The ITIL certification scheme now offers a modular approach. Each qualification is assigned a credit value; so that upon successful completion of the module, the candidate is rewarded with both a certification and a number of credits. At the lowest level – Foundation – candidates are awarded a certification and two credits. At the Intermediate level, a total of additional 15 credits have to be earned. These credits may be accumulated in either a "Lifecycle" stream[note 1] or a "Capability" stream;[note 2] or combination thereof. Each Lifecycle module and exam is three credits. Each Capability module and corresponding exam is four credits. A candidate wanting to achieve the Expert level will have, among other requirements, to gain the required number of credits (22). That is accomplished with two from Foundations, then at least 15 from Intermediate, and finally five credits from the "Managing Across the Lifecycle" exam. Together, the total of 22 earned credits allows a person to request designation as an ITIL Expert. Advancing from the expert to the master level does not require additional credits, but does require at least five years of IT domain work experience and an extensive usage of ITIL practices.[47]
ITIL Intermediate (Lifecycle Stream): Addresses aspects of ITIL from a holistic, lifecycle perspective. Lifecycle may be more suited to those with managerial responsibility looking at the overall IT Service Management picture. The Service Strategy course in particular is very much rooted in the broader corporate strategy and governance environment.
ITIL 2007 edition (previously known as ITIL Version 3) is an extension of ITIL Version 2 and fully replaced it following the completion of the withdrawal period on 30 June 2011.[21] ITIL 2007 provides a more holistic perspective on the full life cycle of services, covering the entire IT organization and all supporting components needed to deliver services to the customer, whereas ITIL Version 2 focused on specific activities directly related to service delivery and support.
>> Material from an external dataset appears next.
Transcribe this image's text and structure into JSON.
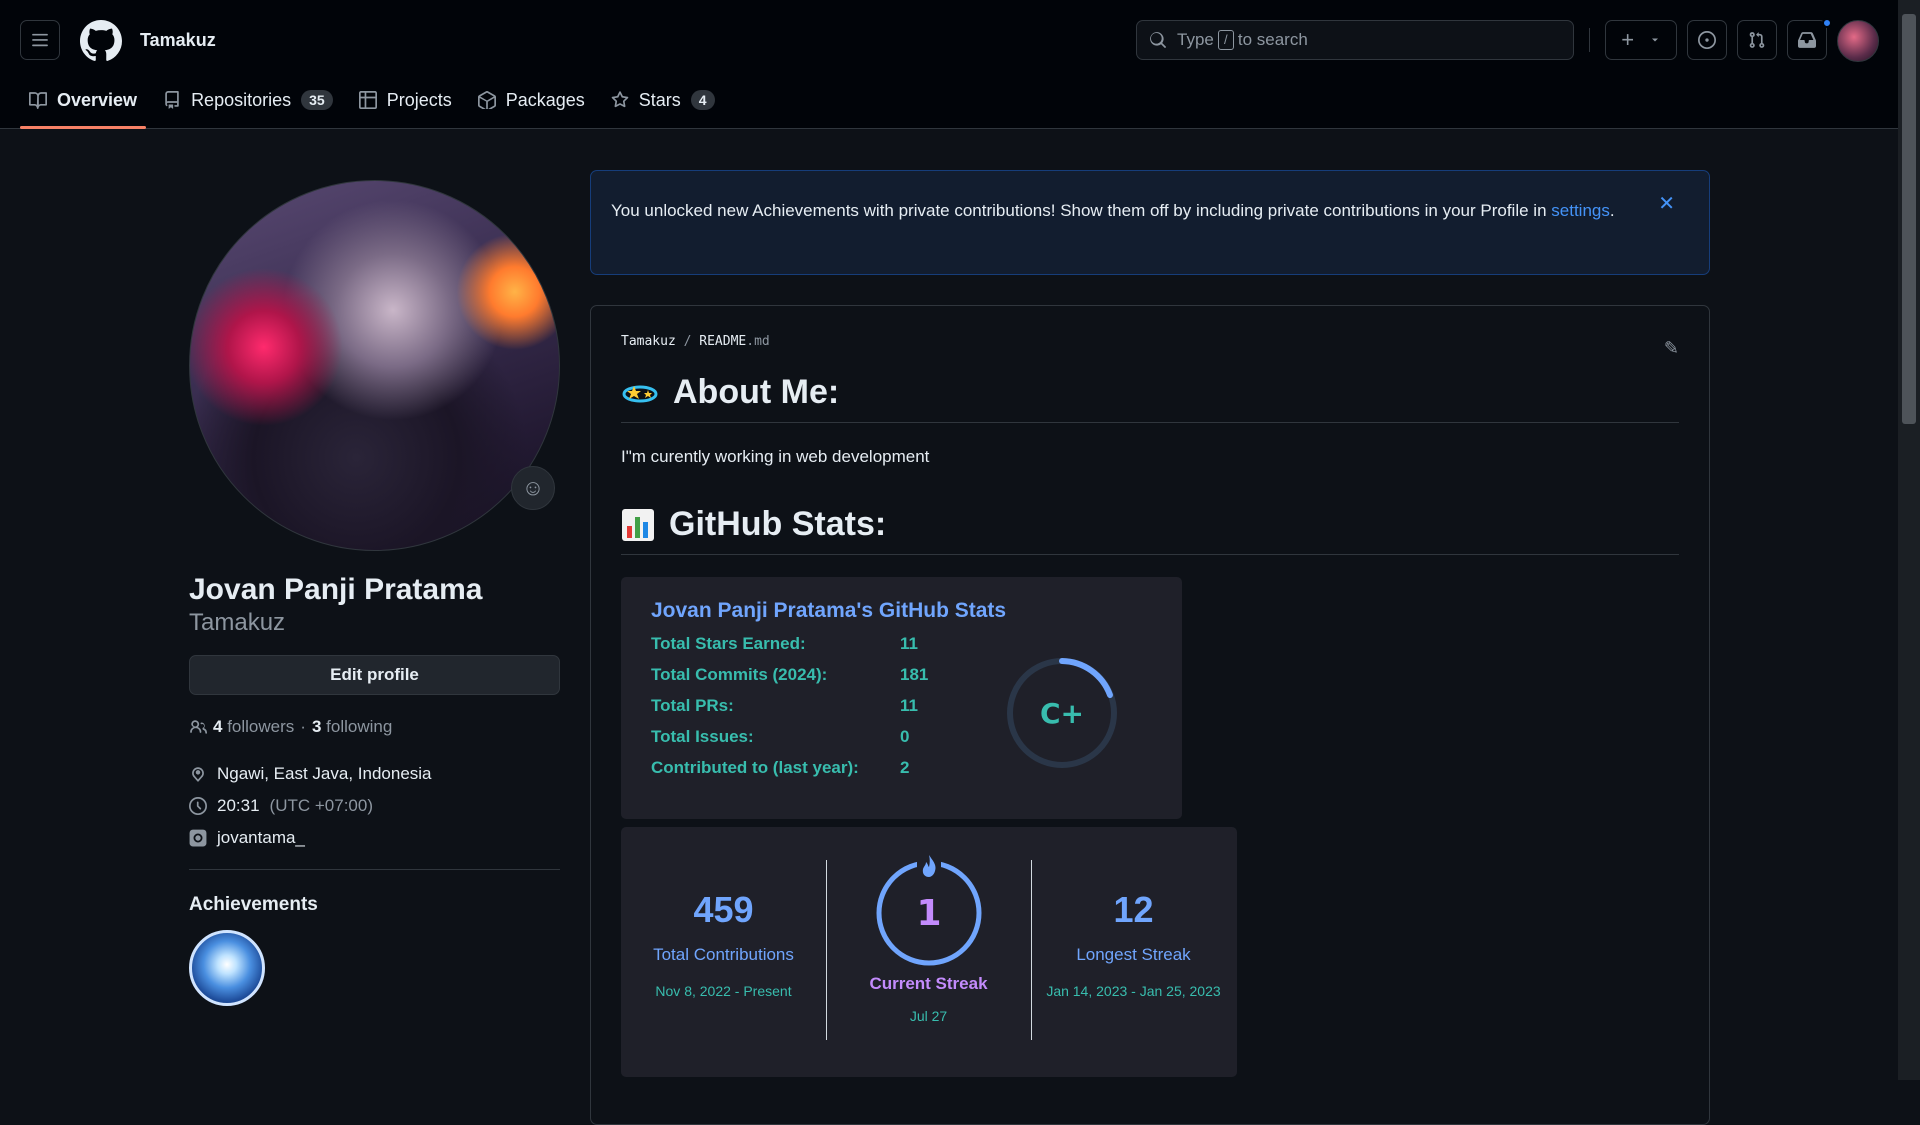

Most of the ITIL Version 2 activities remained untouched in 2007, but some significant changes in terminology were introduced in order to facilitate the expansion.